◆ EXERCISE OBJECTIVE: Print every entry word for word, but omit the pictures.

Records excerpted from a collection:

+--

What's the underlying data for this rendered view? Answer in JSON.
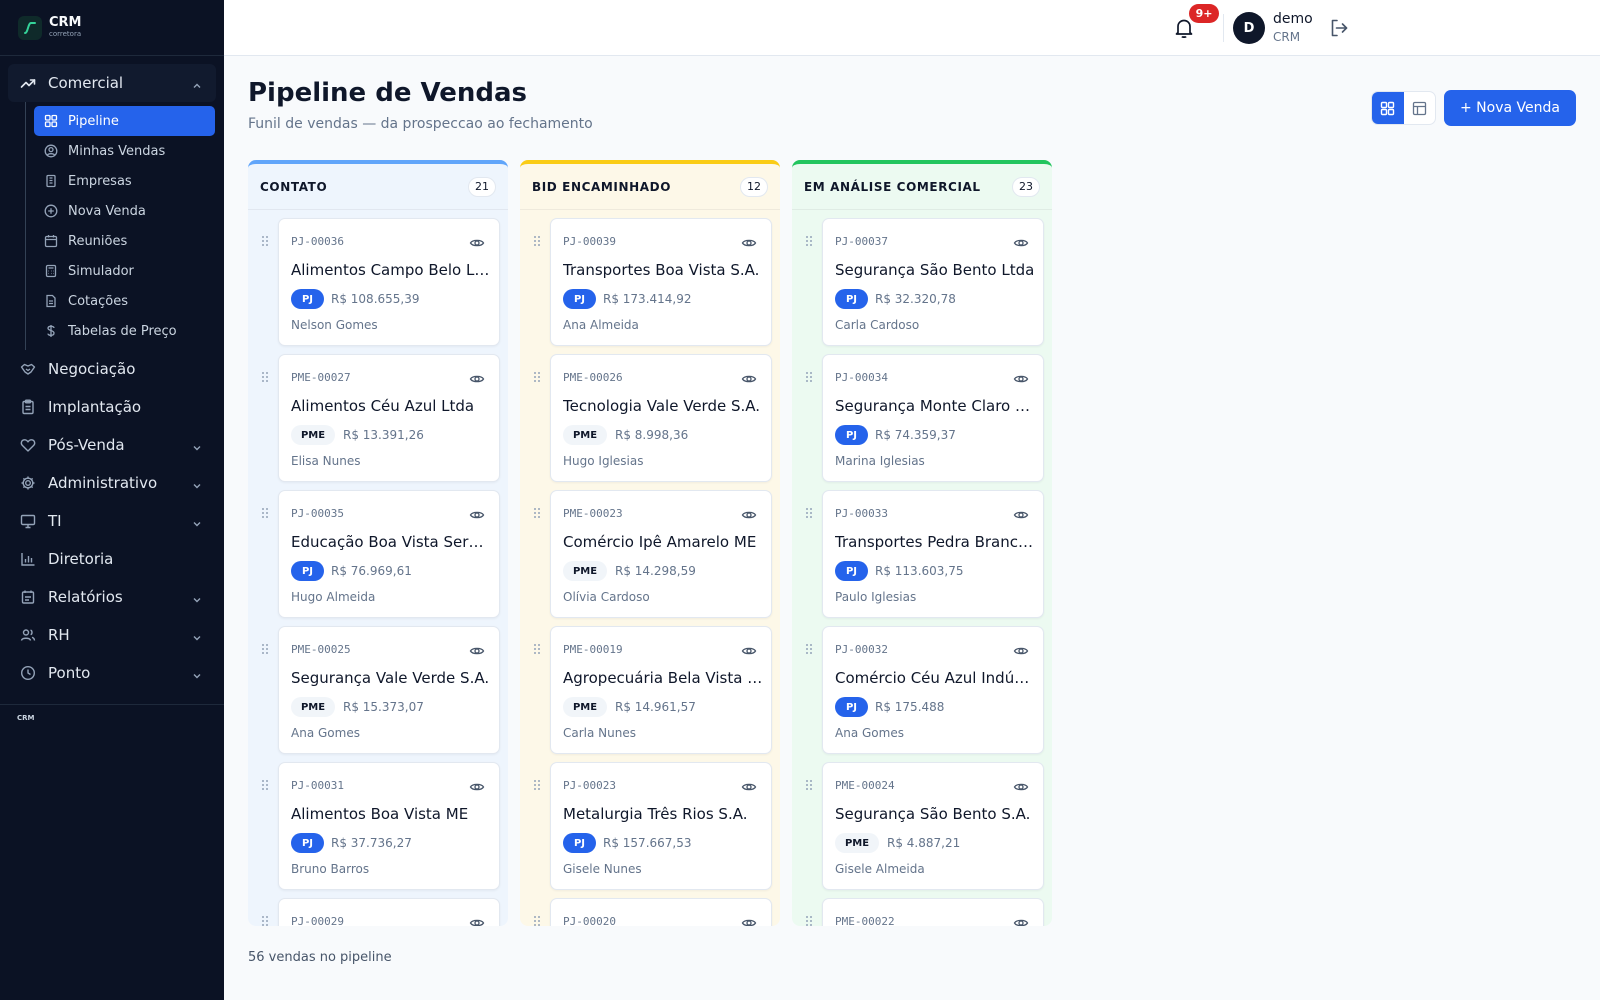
{
  "brand": {
    "title": "CRM",
    "subtitle": "corretora"
  },
  "sidebar": {
    "groups": [
      {
        "label": "Comercial",
        "icon": "trending-up-icon",
        "expanded": true
      },
      {
        "label": "Negociação",
        "icon": "handshake-icon"
      },
      {
        "label": "Implantação",
        "icon": "clipboard-icon"
      },
      {
        "label": "Pós-Venda",
        "icon": "heart-icon"
      },
      {
        "label": "Administrativo",
        "icon": "gear-icon"
      },
      {
        "label": "TI",
        "icon": "monitor-icon"
      },
      {
        "label": "Diretoria",
        "icon": "bar-chart-icon"
      },
      {
        "label": "Relatórios",
        "icon": "document-icon"
      },
      {
        "label": "RH",
        "icon": "users-icon"
      },
      {
        "label": "Ponto",
        "icon": "clock-icon"
      }
    ],
    "comercial_items": [
      {
        "label": "Pipeline",
        "icon": "grid-icon",
        "active": true
      },
      {
        "label": "Minhas Vendas",
        "icon": "user-circle-icon"
      },
      {
        "label": "Empresas",
        "icon": "building-icon"
      },
      {
        "label": "Nova Venda",
        "icon": "plus-circle-icon"
      },
      {
        "label": "Reuniões",
        "icon": "calendar-icon"
      },
      {
        "label": "Simulador",
        "icon": "calculator-icon"
      },
      {
        "label": "Cotações",
        "icon": "file-icon"
      },
      {
        "label": "Tabelas de Preço",
        "icon": "dollar-icon"
      }
    ],
    "footer": "CRM"
  },
  "topbar": {
    "notifications_badge": "9+",
    "avatar_initial": "D",
    "user_name": "demo",
    "user_role": "CRM"
  },
  "header": {
    "title": "Pipeline de Vendas",
    "subtitle": "Funil de vendas — da prospeccao ao fechamento",
    "new_sale_label": "+ Nova Venda",
    "view_mode": "board"
  },
  "columns": [
    {
      "title": "CONTATO",
      "count": "21",
      "color": "#60a5fa",
      "cards": [
        {
          "code": "PJ-00036",
          "name": "Alimentos Campo Belo Ltda",
          "type": "PJ",
          "value": "R$ 108.655,39",
          "owner": "Nelson Gomes"
        },
        {
          "code": "PME-00027",
          "name": "Alimentos Céu Azul Ltda",
          "type": "PME",
          "value": "R$ 13.391,26",
          "owner": "Elisa Nunes"
        },
        {
          "code": "PJ-00035",
          "name": "Educação Boa Vista Servi...",
          "type": "PJ",
          "value": "R$ 76.969,61",
          "owner": "Hugo Almeida"
        },
        {
          "code": "PME-00025",
          "name": "Segurança Vale Verde S.A.",
          "type": "PME",
          "value": "R$ 15.373,07",
          "owner": "Ana Gomes"
        },
        {
          "code": "PJ-00031",
          "name": "Alimentos Boa Vista ME",
          "type": "PJ",
          "value": "R$ 37.736,27",
          "owner": "Bruno Barros"
        },
        {
          "code": "PJ-00029",
          "name": "",
          "type": "",
          "value": "",
          "owner": ""
        }
      ]
    },
    {
      "title": "BID ENCAMINHADO",
      "count": "12",
      "color": "#facc15",
      "cards": [
        {
          "code": "PJ-00039",
          "name": "Transportes Boa Vista S.A.",
          "type": "PJ",
          "value": "R$ 173.414,92",
          "owner": "Ana Almeida"
        },
        {
          "code": "PME-00026",
          "name": "Tecnologia Vale Verde S.A.",
          "type": "PME",
          "value": "R$ 8.998,36",
          "owner": "Hugo Iglesias"
        },
        {
          "code": "PME-00023",
          "name": "Comércio Ipê Amarelo ME",
          "type": "PME",
          "value": "R$ 14.298,59",
          "owner": "Olívia Cardoso"
        },
        {
          "code": "PME-00019",
          "name": "Agropecuária Bela Vista ME",
          "type": "PME",
          "value": "R$ 14.961,57",
          "owner": "Carla Nunes"
        },
        {
          "code": "PJ-00023",
          "name": "Metalurgia Três Rios S.A.",
          "type": "PJ",
          "value": "R$ 157.667,53",
          "owner": "Gisele Nunes"
        },
        {
          "code": "PJ-00020",
          "name": "",
          "type": "",
          "value": "",
          "owner": ""
        }
      ]
    },
    {
      "title": "EM ANÁLISE COMERCIAL",
      "count": "23",
      "color": "#22c55e",
      "cards": [
        {
          "code": "PJ-00037",
          "name": "Segurança São Bento Ltda",
          "type": "PJ",
          "value": "R$ 32.320,78",
          "owner": "Carla Cardoso"
        },
        {
          "code": "PJ-00034",
          "name": "Segurança Monte Claro C...",
          "type": "PJ",
          "value": "R$ 74.359,37",
          "owner": "Marina Iglesias"
        },
        {
          "code": "PJ-00033",
          "name": "Transportes Pedra Branca...",
          "type": "PJ",
          "value": "R$ 113.603,75",
          "owner": "Paulo Iglesias"
        },
        {
          "code": "PJ-00032",
          "name": "Comércio Céu Azul Indúst...",
          "type": "PJ",
          "value": "R$ 175.488",
          "owner": "Ana Gomes"
        },
        {
          "code": "PME-00024",
          "name": "Segurança São Bento S.A.",
          "type": "PME",
          "value": "R$ 4.887,21",
          "owner": "Gisele Almeida"
        },
        {
          "code": "PME-00022",
          "name": "",
          "type": "",
          "value": "",
          "owner": ""
        }
      ]
    }
  ],
  "footer": {
    "pipeline_count": "56 vendas no pipeline"
  }
}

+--

◆ PROBLEM SOLUTION:
What's the underlying data for this rendered view? Answer in JSON.
{
  "brand": {
    "title": "CRM",
    "subtitle": "corretora"
  },
  "sidebar": {
    "groups": [
      {
        "label": "Comercial",
        "icon": "trending-up-icon",
        "expanded": true
      },
      {
        "label": "Negociação",
        "icon": "handshake-icon"
      },
      {
        "label": "Implantação",
        "icon": "clipboard-icon"
      },
      {
        "label": "Pós-Venda",
        "icon": "heart-icon"
      },
      {
        "label": "Administrativo",
        "icon": "gear-icon"
      },
      {
        "label": "TI",
        "icon": "monitor-icon"
      },
      {
        "label": "Diretoria",
        "icon": "bar-chart-icon"
      },
      {
        "label": "Relatórios",
        "icon": "document-icon"
      },
      {
        "label": "RH",
        "icon": "users-icon"
      },
      {
        "label": "Ponto",
        "icon": "clock-icon"
      }
    ],
    "comercial_items": [
      {
        "label": "Pipeline",
        "icon": "grid-icon",
        "active": true
      },
      {
        "label": "Minhas Vendas",
        "icon": "user-circle-icon"
      },
      {
        "label": "Empresas",
        "icon": "building-icon"
      },
      {
        "label": "Nova Venda",
        "icon": "plus-circle-icon"
      },
      {
        "label": "Reuniões",
        "icon": "calendar-icon"
      },
      {
        "label": "Simulador",
        "icon": "calculator-icon"
      },
      {
        "label": "Cotações",
        "icon": "file-icon"
      },
      {
        "label": "Tabelas de Preço",
        "icon": "dollar-icon"
      }
    ],
    "footer": "CRM"
  },
  "topbar": {
    "notifications_badge": "9+",
    "avatar_initial": "D",
    "user_name": "demo",
    "user_role": "CRM"
  },
  "header": {
    "title": "Pipeline de Vendas",
    "subtitle": "Funil de vendas — da prospeccao ao fechamento",
    "new_sale_label": "+ Nova Venda",
    "view_mode": "board"
  },
  "columns": [
    {
      "title": "CONTATO",
      "count": "21",
      "color": "#60a5fa",
      "cards": [
        {
          "code": "PJ-00036",
          "name": "Alimentos Campo Belo Ltda",
          "type": "PJ",
          "value": "R$ 108.655,39",
          "owner": "Nelson Gomes"
        },
        {
          "code": "PME-00027",
          "name": "Alimentos Céu Azul Ltda",
          "type": "PME",
          "value": "R$ 13.391,26",
          "owner": "Elisa Nunes"
        },
        {
          "code": "PJ-00035",
          "name": "Educação Boa Vista Servi...",
          "type": "PJ",
          "value": "R$ 76.969,61",
          "owner": "Hugo Almeida"
        },
        {
          "code": "PME-00025",
          "name": "Segurança Vale Verde S.A.",
          "type": "PME",
          "value": "R$ 15.373,07",
          "owner": "Ana Gomes"
        },
        {
          "code": "PJ-00031",
          "name": "Alimentos Boa Vista ME",
          "type": "PJ",
          "value": "R$ 37.736,27",
          "owner": "Bruno Barros"
        },
        {
          "code": "PJ-00029",
          "name": "",
          "type": "",
          "value": "",
          "owner": ""
        }
      ]
    },
    {
      "title": "BID ENCAMINHADO",
      "count": "12",
      "color": "#facc15",
      "cards": [
        {
          "code": "PJ-00039",
          "name": "Transportes Boa Vista S.A.",
          "type": "PJ",
          "value": "R$ 173.414,92",
          "owner": "Ana Almeida"
        },
        {
          "code": "PME-00026",
          "name": "Tecnologia Vale Verde S.A.",
          "type": "PME",
          "value": "R$ 8.998,36",
          "owner": "Hugo Iglesias"
        },
        {
          "code": "PME-00023",
          "name": "Comércio Ipê Amarelo ME",
          "type": "PME",
          "value": "R$ 14.298,59",
          "owner": "Olívia Cardoso"
        },
        {
          "code": "PME-00019",
          "name": "Agropecuária Bela Vista ME",
          "type": "PME",
          "value": "R$ 14.961,57",
          "owner": "Carla Nunes"
        },
        {
          "code": "PJ-00023",
          "name": "Metalurgia Três Rios S.A.",
          "type": "PJ",
          "value": "R$ 157.667,53",
          "owner": "Gisele Nunes"
        },
        {
          "code": "PJ-00020",
          "name": "",
          "type": "",
          "value": "",
          "owner": ""
        }
      ]
    },
    {
      "title": "EM ANÁLISE COMERCIAL",
      "count": "23",
      "color": "#22c55e",
      "cards": [
        {
          "code": "PJ-00037",
          "name": "Segurança São Bento Ltda",
          "type": "PJ",
          "value": "R$ 32.320,78",
          "owner": "Carla Cardoso"
        },
        {
          "code": "PJ-00034",
          "name": "Segurança Monte Claro C...",
          "type": "PJ",
          "value": "R$ 74.359,37",
          "owner": "Marina Iglesias"
        },
        {
          "code": "PJ-00033",
          "name": "Transportes Pedra Branca...",
          "type": "PJ",
          "value": "R$ 113.603,75",
          "owner": "Paulo Iglesias"
        },
        {
          "code": "PJ-00032",
          "name": "Comércio Céu Azul Indúst...",
          "type": "PJ",
          "value": "R$ 175.488",
          "owner": "Ana Gomes"
        },
        {
          "code": "PME-00024",
          "name": "Segurança São Bento S.A.",
          "type": "PME",
          "value": "R$ 4.887,21",
          "owner": "Gisele Almeida"
        },
        {
          "code": "PME-00022",
          "name": "",
          "type": "",
          "value": "",
          "owner": ""
        }
      ]
    }
  ],
  "footer": {
    "pipeline_count": "56 vendas no pipeline"
  }
}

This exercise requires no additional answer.